:: GIVEN INFORMATION
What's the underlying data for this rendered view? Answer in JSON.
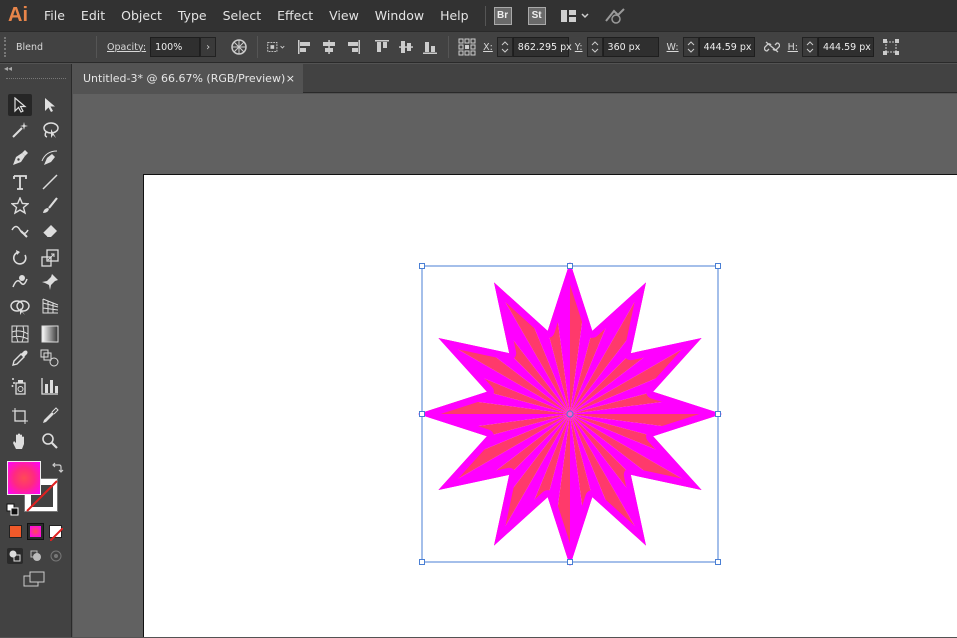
{
  "app": {
    "logo": "Ai"
  },
  "menu": [
    "File",
    "Edit",
    "Object",
    "Type",
    "Select",
    "Effect",
    "View",
    "Window",
    "Help"
  ],
  "menubar_icons": [
    "bridge-icon",
    "stock-icon",
    "workspace-switcher-icon",
    "gpu-performance-icon"
  ],
  "bridge_label": "Br",
  "stock_label": "St",
  "control": {
    "selection_type": "Blend",
    "opacity_label": "Opacity:",
    "opacity_value": "100%",
    "x_label": "X:",
    "x_value": "862.295 px",
    "y_label": "Y:",
    "y_value": "360 px",
    "w_label": "W:",
    "w_value": "444.59 px",
    "h_label": "H:",
    "h_value": "444.59 px"
  },
  "document": {
    "tab_title": "Untitled-3* @ 66.67% (RGB/Preview)",
    "close": "×"
  },
  "tools": [
    "selection-tool",
    "direct-selection-tool",
    "magic-wand-tool",
    "lasso-tool",
    "pen-tool",
    "curvature-tool",
    "type-tool",
    "line-segment-tool",
    "star-tool",
    "paintbrush-tool",
    "shaper-tool",
    "eraser-tool",
    "rotate-tool",
    "scale-tool",
    "warp-tool",
    "free-transform-tool",
    "shape-builder-tool",
    "perspective-grid-tool",
    "mesh-tool",
    "gradient-tool",
    "eyedropper-tool",
    "blend-tool",
    "symbol-sprayer-tool",
    "column-graph-tool",
    "artboard-tool",
    "slice-tool",
    "hand-tool",
    "zoom-tool"
  ],
  "colors": {
    "fill_center": "#ff3a6b",
    "fill_edge": "#ff00ff",
    "stroke": "none",
    "selection": "#4a7fd4",
    "logo": "#e8854a"
  }
}
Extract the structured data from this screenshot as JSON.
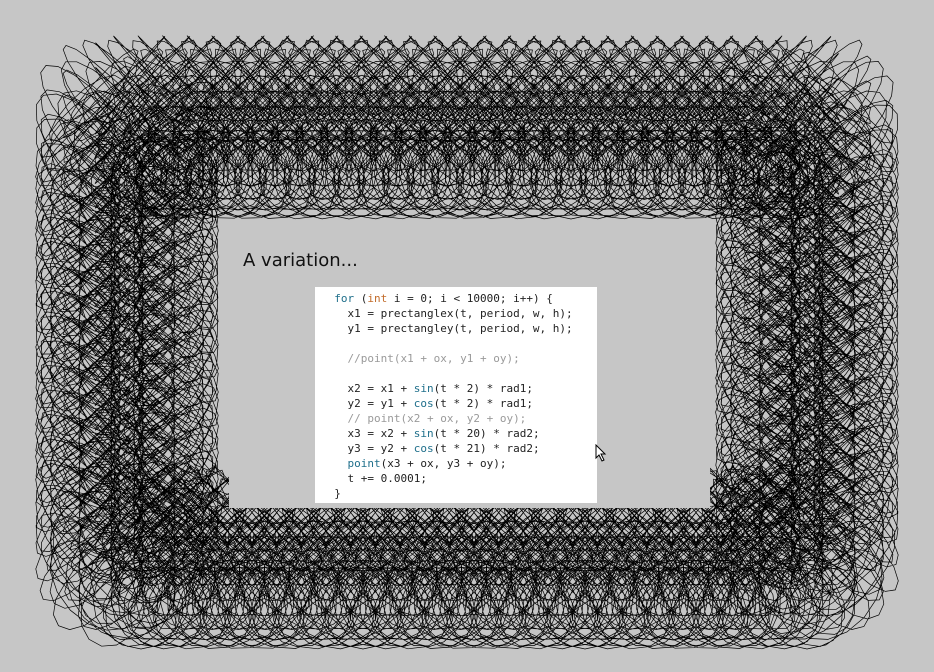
{
  "title": "A variation...",
  "code": [
    {
      "indent": "  ",
      "tokens": [
        {
          "t": "for",
          "c": "kw"
        },
        {
          "t": " (",
          "c": ""
        },
        {
          "t": "int",
          "c": "type"
        },
        {
          "t": " i = 0; i < 10000; i++) {",
          "c": ""
        }
      ]
    },
    {
      "indent": "    ",
      "tokens": [
        {
          "t": "x1 = prectanglex(t, period, w, h);",
          "c": ""
        }
      ]
    },
    {
      "indent": "    ",
      "tokens": [
        {
          "t": "y1 = prectangley(t, period, w, h);",
          "c": ""
        }
      ]
    },
    {
      "indent": "",
      "tokens": []
    },
    {
      "indent": "    ",
      "tokens": [
        {
          "t": "//point(x1 + ox, y1 + oy);",
          "c": "comment"
        }
      ]
    },
    {
      "indent": "",
      "tokens": []
    },
    {
      "indent": "    ",
      "tokens": [
        {
          "t": "x2 = x1 + ",
          "c": ""
        },
        {
          "t": "sin",
          "c": "fn"
        },
        {
          "t": "(t * 2) * rad1;",
          "c": ""
        }
      ]
    },
    {
      "indent": "    ",
      "tokens": [
        {
          "t": "y2 = y1 + ",
          "c": ""
        },
        {
          "t": "cos",
          "c": "fn"
        },
        {
          "t": "(t * 2) * rad1;",
          "c": ""
        }
      ]
    },
    {
      "indent": "    ",
      "tokens": [
        {
          "t": "// point(x2 + ox, y2 + oy);",
          "c": "comment"
        }
      ]
    },
    {
      "indent": "    ",
      "tokens": [
        {
          "t": "x3 = x2 + ",
          "c": ""
        },
        {
          "t": "sin",
          "c": "fn"
        },
        {
          "t": "(t * 20) * rad2;",
          "c": ""
        }
      ]
    },
    {
      "indent": "    ",
      "tokens": [
        {
          "t": "y3 = y2 + ",
          "c": ""
        },
        {
          "t": "cos",
          "c": "fn"
        },
        {
          "t": "(t * 21) * rad2;",
          "c": ""
        }
      ]
    },
    {
      "indent": "    ",
      "tokens": [
        {
          "t": "point",
          "c": "fn"
        },
        {
          "t": "(x3 + ox, y3 + oy);",
          "c": ""
        }
      ]
    },
    {
      "indent": "    ",
      "tokens": [
        {
          "t": "t += 0.0001;",
          "c": ""
        }
      ]
    },
    {
      "indent": "  ",
      "tokens": [
        {
          "t": "}",
          "c": ""
        }
      ]
    }
  ],
  "icons": {
    "cursor": "mouse-pointer-icon"
  },
  "colors": {
    "background": "#c6c6c6",
    "ink": "#000000",
    "code_background": "#ffffff",
    "keyword": "#1f6f8b",
    "type": "#c26b2a",
    "comment": "#9a9a9a"
  }
}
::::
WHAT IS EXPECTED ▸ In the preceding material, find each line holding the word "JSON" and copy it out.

TASK SOLUTION ▸
What's the underlying data for this rendered view? Answer in JSON.
Extract the structured data from this screenshot as JSON.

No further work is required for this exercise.